=== Begin Enclosure ===

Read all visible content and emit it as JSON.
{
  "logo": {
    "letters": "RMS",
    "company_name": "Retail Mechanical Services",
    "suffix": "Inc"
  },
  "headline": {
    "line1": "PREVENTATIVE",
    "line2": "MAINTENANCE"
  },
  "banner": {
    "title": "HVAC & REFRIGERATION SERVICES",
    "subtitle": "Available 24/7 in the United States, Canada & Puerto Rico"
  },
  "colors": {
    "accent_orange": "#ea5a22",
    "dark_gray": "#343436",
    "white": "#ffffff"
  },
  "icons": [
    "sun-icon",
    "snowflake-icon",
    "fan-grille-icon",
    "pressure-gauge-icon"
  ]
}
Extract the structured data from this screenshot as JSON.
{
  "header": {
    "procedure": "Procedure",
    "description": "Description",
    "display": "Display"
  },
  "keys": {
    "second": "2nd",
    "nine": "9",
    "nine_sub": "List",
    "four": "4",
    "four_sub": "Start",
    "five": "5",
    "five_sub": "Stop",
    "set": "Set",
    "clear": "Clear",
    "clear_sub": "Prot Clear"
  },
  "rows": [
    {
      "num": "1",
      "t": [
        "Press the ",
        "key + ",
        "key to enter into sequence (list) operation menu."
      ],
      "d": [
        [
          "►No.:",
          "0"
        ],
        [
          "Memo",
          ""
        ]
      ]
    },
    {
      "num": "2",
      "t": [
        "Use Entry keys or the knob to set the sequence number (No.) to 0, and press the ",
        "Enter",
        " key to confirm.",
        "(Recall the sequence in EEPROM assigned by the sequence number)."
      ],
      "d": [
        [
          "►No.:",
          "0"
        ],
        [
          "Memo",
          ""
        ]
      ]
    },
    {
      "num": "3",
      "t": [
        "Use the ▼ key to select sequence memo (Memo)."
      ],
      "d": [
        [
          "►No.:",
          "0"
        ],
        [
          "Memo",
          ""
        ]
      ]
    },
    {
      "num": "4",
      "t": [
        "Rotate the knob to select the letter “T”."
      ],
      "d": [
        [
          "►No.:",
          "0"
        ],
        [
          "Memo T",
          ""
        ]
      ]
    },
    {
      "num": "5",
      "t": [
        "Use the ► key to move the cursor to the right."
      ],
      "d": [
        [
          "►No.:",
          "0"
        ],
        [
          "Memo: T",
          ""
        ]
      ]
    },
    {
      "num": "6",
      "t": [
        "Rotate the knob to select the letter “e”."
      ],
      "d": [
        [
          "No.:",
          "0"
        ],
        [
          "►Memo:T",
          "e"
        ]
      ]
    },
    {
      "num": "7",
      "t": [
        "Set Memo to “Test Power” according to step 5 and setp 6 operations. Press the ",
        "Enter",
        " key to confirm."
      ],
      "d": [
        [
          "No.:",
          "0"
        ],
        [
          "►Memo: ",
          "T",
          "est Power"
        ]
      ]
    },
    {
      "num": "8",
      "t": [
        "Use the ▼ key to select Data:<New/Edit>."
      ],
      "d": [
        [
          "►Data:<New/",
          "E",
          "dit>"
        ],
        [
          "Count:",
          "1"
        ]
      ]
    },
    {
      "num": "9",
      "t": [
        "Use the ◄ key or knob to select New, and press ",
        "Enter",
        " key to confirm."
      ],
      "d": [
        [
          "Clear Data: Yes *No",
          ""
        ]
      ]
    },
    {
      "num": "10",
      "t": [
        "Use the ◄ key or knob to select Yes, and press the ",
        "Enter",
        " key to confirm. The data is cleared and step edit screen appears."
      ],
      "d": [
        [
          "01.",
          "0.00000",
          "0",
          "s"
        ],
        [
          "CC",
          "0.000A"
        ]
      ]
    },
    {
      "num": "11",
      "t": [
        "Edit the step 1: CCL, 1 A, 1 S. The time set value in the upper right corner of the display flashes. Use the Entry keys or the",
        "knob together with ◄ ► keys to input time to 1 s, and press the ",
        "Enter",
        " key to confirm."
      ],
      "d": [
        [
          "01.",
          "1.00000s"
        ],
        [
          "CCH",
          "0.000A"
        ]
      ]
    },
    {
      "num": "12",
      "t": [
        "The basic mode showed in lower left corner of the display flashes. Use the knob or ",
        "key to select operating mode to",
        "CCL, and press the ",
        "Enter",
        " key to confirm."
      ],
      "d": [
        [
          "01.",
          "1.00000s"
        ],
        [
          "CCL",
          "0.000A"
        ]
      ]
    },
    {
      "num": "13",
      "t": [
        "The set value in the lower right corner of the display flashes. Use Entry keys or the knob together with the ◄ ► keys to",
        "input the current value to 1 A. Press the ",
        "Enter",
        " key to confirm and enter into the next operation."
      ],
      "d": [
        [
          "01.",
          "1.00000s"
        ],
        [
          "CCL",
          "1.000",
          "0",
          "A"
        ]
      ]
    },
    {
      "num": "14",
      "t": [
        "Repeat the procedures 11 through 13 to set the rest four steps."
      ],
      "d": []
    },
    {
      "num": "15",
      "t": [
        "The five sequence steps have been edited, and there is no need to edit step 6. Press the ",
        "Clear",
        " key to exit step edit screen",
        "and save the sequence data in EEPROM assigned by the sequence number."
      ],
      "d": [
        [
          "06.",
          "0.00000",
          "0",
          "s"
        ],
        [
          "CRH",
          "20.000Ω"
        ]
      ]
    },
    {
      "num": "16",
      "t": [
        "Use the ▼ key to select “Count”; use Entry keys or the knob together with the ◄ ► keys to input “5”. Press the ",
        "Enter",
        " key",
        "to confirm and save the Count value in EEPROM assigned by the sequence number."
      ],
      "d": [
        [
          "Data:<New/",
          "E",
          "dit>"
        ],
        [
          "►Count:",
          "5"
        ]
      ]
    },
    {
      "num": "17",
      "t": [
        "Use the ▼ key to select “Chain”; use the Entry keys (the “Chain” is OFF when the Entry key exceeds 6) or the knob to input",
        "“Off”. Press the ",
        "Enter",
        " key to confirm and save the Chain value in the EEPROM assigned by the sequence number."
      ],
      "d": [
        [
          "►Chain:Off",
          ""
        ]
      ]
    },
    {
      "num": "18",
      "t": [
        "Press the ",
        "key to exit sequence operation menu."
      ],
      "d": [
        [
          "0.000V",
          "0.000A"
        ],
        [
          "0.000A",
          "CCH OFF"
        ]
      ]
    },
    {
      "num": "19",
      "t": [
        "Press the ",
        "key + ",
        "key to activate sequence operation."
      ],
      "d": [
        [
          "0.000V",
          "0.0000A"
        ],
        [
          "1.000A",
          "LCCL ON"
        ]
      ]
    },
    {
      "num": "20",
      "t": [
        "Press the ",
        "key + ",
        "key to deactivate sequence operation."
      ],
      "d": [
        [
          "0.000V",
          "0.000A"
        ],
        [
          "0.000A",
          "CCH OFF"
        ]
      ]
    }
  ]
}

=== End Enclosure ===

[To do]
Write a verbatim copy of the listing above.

[Written answer]
Read all visible content and emit it as JSON.
{
  "logo": {
    "letters": "RMS",
    "company_name": "Retail Mechanical Services",
    "suffix": "Inc"
  },
  "headline": {
    "line1": "PREVENTATIVE",
    "line2": "MAINTENANCE"
  },
  "banner": {
    "title": "HVAC & REFRIGERATION SERVICES",
    "subtitle": "Available 24/7 in the United States, Canada & Puerto Rico"
  },
  "colors": {
    "accent_orange": "#ea5a22",
    "dark_gray": "#343436",
    "white": "#ffffff"
  },
  "icons": [
    "sun-icon",
    "snowflake-icon",
    "fan-grille-icon",
    "pressure-gauge-icon"
  ]
}
Extract the structured data from this screenshot as JSON.
{
  "header": {
    "procedure": "Procedure",
    "description": "Description",
    "display": "Display"
  },
  "keys": {
    "second": "2nd",
    "nine": "9",
    "nine_sub": "List",
    "four": "4",
    "four_sub": "Start",
    "five": "5",
    "five_sub": "Stop",
    "set": "Set",
    "clear": "Clear",
    "clear_sub": "Prot Clear"
  },
  "rows": [
    {
      "num": "1",
      "t": [
        "Press the ",
        "key + ",
        "key to enter into sequence (list) operation menu."
      ],
      "d": [
        [
          "►No.:",
          "0"
        ],
        [
          "Memo",
          ""
        ]
      ]
    },
    {
      "num": "2",
      "t": [
        "Use Entry keys or the knob to set the sequence number (No.) to 0, and press the ",
        "Enter",
        " key to confirm.",
        "(Recall the sequence in EEPROM assigned by the sequence number)."
      ],
      "d": [
        [
          "►No.:",
          "0"
        ],
        [
          "Memo",
          ""
        ]
      ]
    },
    {
      "num": "3",
      "t": [
        "Use the ▼ key to select sequence memo (Memo)."
      ],
      "d": [
        [
          "►No.:",
          "0"
        ],
        [
          "Memo",
          ""
        ]
      ]
    },
    {
      "num": "4",
      "t": [
        "Rotate the knob to select the letter “T”."
      ],
      "d": [
        [
          "►No.:",
          "0"
        ],
        [
          "Memo T",
          ""
        ]
      ]
    },
    {
      "num": "5",
      "t": [
        "Use the ► key to move the cursor to the right."
      ],
      "d": [
        [
          "►No.:",
          "0"
        ],
        [
          "Memo: T",
          ""
        ]
      ]
    },
    {
      "num": "6",
      "t": [
        "Rotate the knob to select the letter “e”."
      ],
      "d": [
        [
          "No.:",
          "0"
        ],
        [
          "►Memo:T",
          "e"
        ]
      ]
    },
    {
      "num": "7",
      "t": [
        "Set Memo to “Test Power” according to step 5 and setp 6 operations. Press the ",
        "Enter",
        " key to confirm."
      ],
      "d": [
        [
          "No.:",
          "0"
        ],
        [
          "►Memo: ",
          "T",
          "est Power"
        ]
      ]
    },
    {
      "num": "8",
      "t": [
        "Use the ▼ key to select Data:<New/Edit>."
      ],
      "d": [
        [
          "►Data:<New/",
          "E",
          "dit>"
        ],
        [
          "Count:",
          "1"
        ]
      ]
    },
    {
      "num": "9",
      "t": [
        "Use the ◄ key or knob to select New, and press ",
        "Enter",
        " key to confirm."
      ],
      "d": [
        [
          "Clear Data: Yes *No",
          ""
        ]
      ]
    },
    {
      "num": "10",
      "t": [
        "Use the ◄ key or knob to select Yes, and press the ",
        "Enter",
        " key to confirm. The data is cleared and step edit screen appears."
      ],
      "d": [
        [
          "01.",
          "0.00000",
          "0",
          "s"
        ],
        [
          "CC",
          "0.000A"
        ]
      ]
    },
    {
      "num": "11",
      "t": [
        "Edit the step 1: CCL, 1 A, 1 S. The time set value in the upper right corner of the display flashes. Use the Entry keys or the",
        "knob together with ◄ ► keys to input time to 1 s, and press the ",
        "Enter",
        " key to confirm."
      ],
      "d": [
        [
          "01.",
          "1.00000s"
        ],
        [
          "CCH",
          "0.000A"
        ]
      ]
    },
    {
      "num": "12",
      "t": [
        "The basic mode showed in lower left corner of the display flashes. Use the knob or ",
        "key to select operating mode to",
        "CCL, and press the ",
        "Enter",
        " key to confirm."
      ],
      "d": [
        [
          "01.",
          "1.00000s"
        ],
        [
          "CCL",
          "0.000A"
        ]
      ]
    },
    {
      "num": "13",
      "t": [
        "The set value in the lower right corner of the display flashes. Use Entry keys or the knob together with the ◄ ► keys to",
        "input the current value to 1 A. Press the ",
        "Enter",
        " key to confirm and enter into the next operation."
      ],
      "d": [
        [
          "01.",
          "1.00000s"
        ],
        [
          "CCL",
          "1.000",
          "0",
          "A"
        ]
      ]
    },
    {
      "num": "14",
      "t": [
        "Repeat the procedures 11 through 13 to set the rest four steps."
      ],
      "d": []
    },
    {
      "num": "15",
      "t": [
        "The five sequence steps have been edited, and there is no need to edit step 6. Press the ",
        "Clear",
        " key to exit step edit screen",
        "and save the sequence data in EEPROM assigned by the sequence number."
      ],
      "d": [
        [
          "06.",
          "0.00000",
          "0",
          "s"
        ],
        [
          "CRH",
          "20.000Ω"
        ]
      ]
    },
    {
      "num": "16",
      "t": [
        "Use the ▼ key to select “Count”; use Entry keys or the knob together with the ◄ ► keys to input “5”. Press the ",
        "Enter",
        " key",
        "to confirm and save the Count value in EEPROM assigned by the sequence number."
      ],
      "d": [
        [
          "Data:<New/",
          "E",
          "dit>"
        ],
        [
          "►Count:",
          "5"
        ]
      ]
    },
    {
      "num": "17",
      "t": [
        "Use the ▼ key to select “Chain”; use the Entry keys (the “Chain” is OFF when the Entry key exceeds 6) or the knob to input",
        "“Off”. Press the ",
        "Enter",
        " key to confirm and save the Chain value in the EEPROM assigned by the sequence number."
      ],
      "d": [
        [
          "►Chain:Off",
          ""
        ]
      ]
    },
    {
      "num": "18",
      "t": [
        "Press the ",
        "key to exit sequence operation menu."
      ],
      "d": [
        [
          "0.000V",
          "0.000A"
        ],
        [
          "0.000A",
          "CCH OFF"
        ]
      ]
    },
    {
      "num": "19",
      "t": [
        "Press the ",
        "key + ",
        "key to activate sequence operation."
      ],
      "d": [
        [
          "0.000V",
          "0.0000A"
        ],
        [
          "1.000A",
          "LCCL ON"
        ]
      ]
    },
    {
      "num": "20",
      "t": [
        "Press the ",
        "key + ",
        "key to deactivate sequence operation."
      ],
      "d": [
        [
          "0.000V",
          "0.000A"
        ],
        [
          "0.000A",
          "CCH OFF"
        ]
      ]
    }
  ]
}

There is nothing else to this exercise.